## ASSIGNED TASK
Pictures do not belong in the copy; quote every entry below exactly.

Data items
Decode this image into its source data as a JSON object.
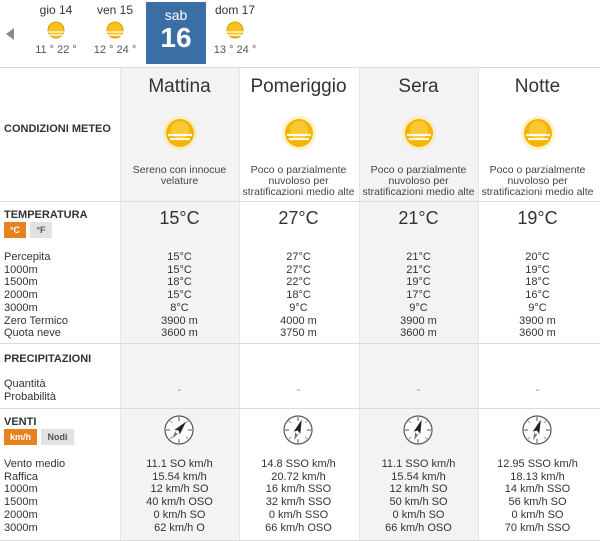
{
  "days": [
    {
      "name": "gio 14",
      "temps": "11 ° 22 °"
    },
    {
      "name": "ven 15",
      "temps": "12 ° 24 °"
    },
    {
      "name": "dom 17",
      "temps": "13 ° 24 °"
    }
  ],
  "active_day": {
    "name": "sab",
    "number": "16"
  },
  "periods": [
    {
      "title": "Mattina",
      "desc": "Sereno con innocue velature",
      "temp": "15°C",
      "temp_rows": [
        "15°C",
        "15°C",
        "18°C",
        "15°C",
        "8°C",
        "3900 m",
        "3600 m"
      ],
      "precip": "-",
      "wind_rows": [
        "11.1 SO km/h",
        "15.54 km/h",
        "12 km/h SO",
        "40 km/h OSO",
        "0 km/h SO",
        "62 km/h O"
      ],
      "wind_angle": 40
    },
    {
      "title": "Pomeriggio",
      "desc": "Poco o parzialmente nuvoloso per stratificazioni medio alte",
      "temp": "27°C",
      "temp_rows": [
        "27°C",
        "27°C",
        "22°C",
        "18°C",
        "9°C",
        "4000 m",
        "3750 m"
      ],
      "precip": "-",
      "wind_rows": [
        "14.8 SSO km/h",
        "20.72 km/h",
        "16 km/h SSO",
        "32 km/h SSO",
        "0 km/h SSO",
        "66 km/h OSO"
      ],
      "wind_angle": 20
    },
    {
      "title": "Sera",
      "desc": "Poco o parzialmente nuvoloso per stratificazioni medio alte",
      "temp": "21°C",
      "temp_rows": [
        "21°C",
        "21°C",
        "19°C",
        "17°C",
        "9°C",
        "3900 m",
        "3600 m"
      ],
      "precip": "-",
      "wind_rows": [
        "11.1 SSO km/h",
        "15.54 km/h",
        "12 km/h SO",
        "50 km/h SO",
        "0 km/h SO",
        "66 km/h OSO"
      ],
      "wind_angle": 20
    },
    {
      "title": "Notte",
      "desc": "Poco o parzialmente nuvoloso per stratificazioni medio alte",
      "temp": "19°C",
      "temp_rows": [
        "20°C",
        "19°C",
        "18°C",
        "16°C",
        "9°C",
        "3900 m",
        "3600 m"
      ],
      "precip": "-",
      "wind_rows": [
        "12.95 SSO km/h",
        "18.13 km/h",
        "14 km/h SSO",
        "56 km/h SO",
        "0 km/h SO",
        "70 km/h SSO"
      ],
      "wind_angle": 20
    }
  ],
  "labels": {
    "conditions": "CONDIZIONI METEO",
    "temperature": "TEMPERATURA",
    "precipitation": "PRECIPITAZIONI",
    "wind": "VENTI",
    "temp_rows": [
      "Percepita",
      "1000m",
      "1500m",
      "2000m",
      "3000m",
      "Zero Termico",
      "Quota neve"
    ],
    "precip_rows": [
      "Quantità",
      "Probabilità"
    ],
    "wind_rows": [
      "Vento medio",
      "Raffica",
      "1000m",
      "1500m",
      "2000m",
      "3000m"
    ]
  },
  "units": {
    "celsius": "°C",
    "fahrenheit": "°F",
    "kmh": "km/h",
    "knots": "Nodi"
  },
  "colors": {
    "active_day": "#3a6ea5",
    "unit_on": "#e8821e",
    "sun": "#f5b400"
  },
  "icons": {
    "weather": "sun-with-haze-icon",
    "wind": "compass-wind-icon",
    "nav": "arrow-left-icon"
  }
}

## TASK ANSWER
Decode this image into its source data as a JSON object.
{
  "days": [
    {
      "name": "gio 14",
      "temps": "11 ° 22 °"
    },
    {
      "name": "ven 15",
      "temps": "12 ° 24 °"
    },
    {
      "name": "dom 17",
      "temps": "13 ° 24 °"
    }
  ],
  "active_day": {
    "name": "sab",
    "number": "16"
  },
  "periods": [
    {
      "title": "Mattina",
      "desc": "Sereno con innocue velature",
      "temp": "15°C",
      "temp_rows": [
        "15°C",
        "15°C",
        "18°C",
        "15°C",
        "8°C",
        "3900 m",
        "3600 m"
      ],
      "precip": "-",
      "wind_rows": [
        "11.1 SO km/h",
        "15.54 km/h",
        "12 km/h SO",
        "40 km/h OSO",
        "0 km/h SO",
        "62 km/h O"
      ],
      "wind_angle": 40
    },
    {
      "title": "Pomeriggio",
      "desc": "Poco o parzialmente nuvoloso per stratificazioni medio alte",
      "temp": "27°C",
      "temp_rows": [
        "27°C",
        "27°C",
        "22°C",
        "18°C",
        "9°C",
        "4000 m",
        "3750 m"
      ],
      "precip": "-",
      "wind_rows": [
        "14.8 SSO km/h",
        "20.72 km/h",
        "16 km/h SSO",
        "32 km/h SSO",
        "0 km/h SSO",
        "66 km/h OSO"
      ],
      "wind_angle": 20
    },
    {
      "title": "Sera",
      "desc": "Poco o parzialmente nuvoloso per stratificazioni medio alte",
      "temp": "21°C",
      "temp_rows": [
        "21°C",
        "21°C",
        "19°C",
        "17°C",
        "9°C",
        "3900 m",
        "3600 m"
      ],
      "precip": "-",
      "wind_rows": [
        "11.1 SSO km/h",
        "15.54 km/h",
        "12 km/h SO",
        "50 km/h SO",
        "0 km/h SO",
        "66 km/h OSO"
      ],
      "wind_angle": 20
    },
    {
      "title": "Notte",
      "desc": "Poco o parzialmente nuvoloso per stratificazioni medio alte",
      "temp": "19°C",
      "temp_rows": [
        "20°C",
        "19°C",
        "18°C",
        "16°C",
        "9°C",
        "3900 m",
        "3600 m"
      ],
      "precip": "-",
      "wind_rows": [
        "12.95 SSO km/h",
        "18.13 km/h",
        "14 km/h SSO",
        "56 km/h SO",
        "0 km/h SO",
        "70 km/h SSO"
      ],
      "wind_angle": 20
    }
  ],
  "labels": {
    "conditions": "CONDIZIONI METEO",
    "temperature": "TEMPERATURA",
    "precipitation": "PRECIPITAZIONI",
    "wind": "VENTI",
    "temp_rows": [
      "Percepita",
      "1000m",
      "1500m",
      "2000m",
      "3000m",
      "Zero Termico",
      "Quota neve"
    ],
    "precip_rows": [
      "Quantità",
      "Probabilità"
    ],
    "wind_rows": [
      "Vento medio",
      "Raffica",
      "1000m",
      "1500m",
      "2000m",
      "3000m"
    ]
  },
  "units": {
    "celsius": "°C",
    "fahrenheit": "°F",
    "kmh": "km/h",
    "knots": "Nodi"
  },
  "colors": {
    "active_day": "#3a6ea5",
    "unit_on": "#e8821e",
    "sun": "#f5b400"
  },
  "icons": {
    "weather": "sun-with-haze-icon",
    "wind": "compass-wind-icon",
    "nav": "arrow-left-icon"
  }
}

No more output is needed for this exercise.